Breast cancer is a scary disease that will effect 252,710 women and 2,550 men in the US each year. For women, breast cancer is the second most diagnosed cancer other than skin cancer and causes over 40,000 deaths each year. With around one in every eight women being diagnosed in her lifetime, scientists have been working to try and cure the disease. Now, researchers in Canada may have found a solution to one of the most deadly strains of the illness.
Researchers at the Ottawa Hospital Research Institute in Ontario, Canada have found that in combining two unrelated immunotherapies in rats with breast cancer, they have been able to completely erase the disease from the animals. What this essentially means is that researchers have used viruses, introduced into the body, to kill the cancer cells without their subsequent return.

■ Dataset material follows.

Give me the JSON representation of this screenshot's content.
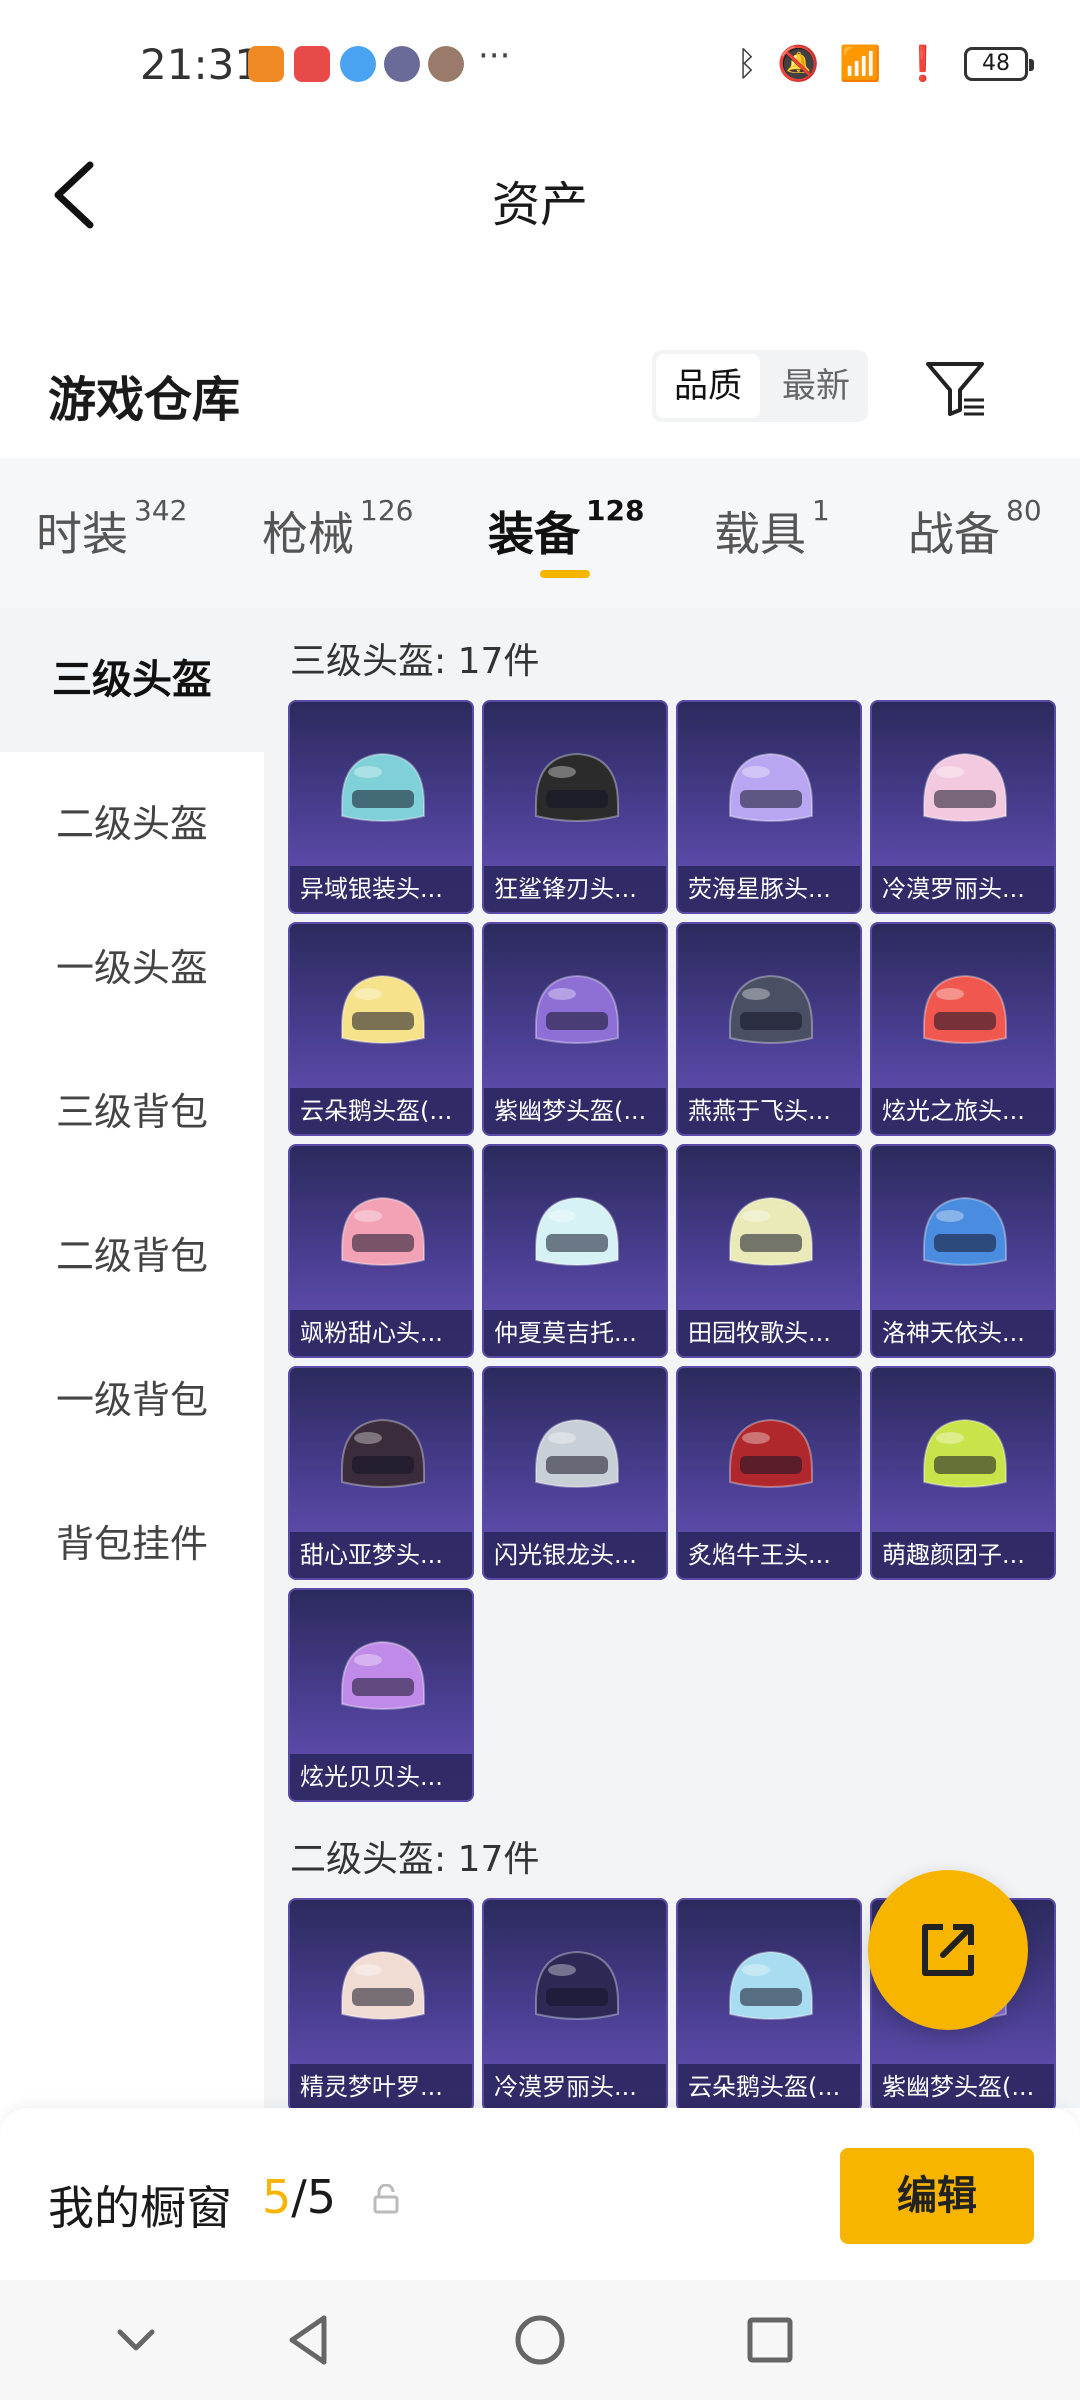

Although the two viruses used have been successful in treating other forms of cancer, researchers found they had little effect on this type of breast cancer, called a “triple negative.” Combining the viruses led to the discovery, and their success rate has been high.
The study’s authors and the University of Ottawa do note, however, that this form of therapy, also known as a type of cellular-level treatment called CAR-T therapy, though promising, doesn’t have definite results in human trials yet. CAR-T therapy uses a person’s own cells, which are then manipulated and given small doses of safe viruses, like the flu, and reintroduced to the patient’s bloodstream, with the newly introduced virus attacking and killing cancer cells. CAR-T therapy has been successful in treating some of the deadliest forms of blood cancer.
The research team is hopeful, however, that their breakthrough will work in humans. The study’s lead researcher, Dr. Marie-Claude Bourgeois-Daigneault, told The Sun, “It was absolutely amazing to see that we could cure cancer in most of our mice — even in models that are normally resistant to immunotherapy.”
Of course, clinical trials are still on the horizon, but the discovery is giving hope to many who may face the disease.
What do you think of this new discovery? Let us know @BritandCo!
(Photos via Getty + World Wide Breast Cancer)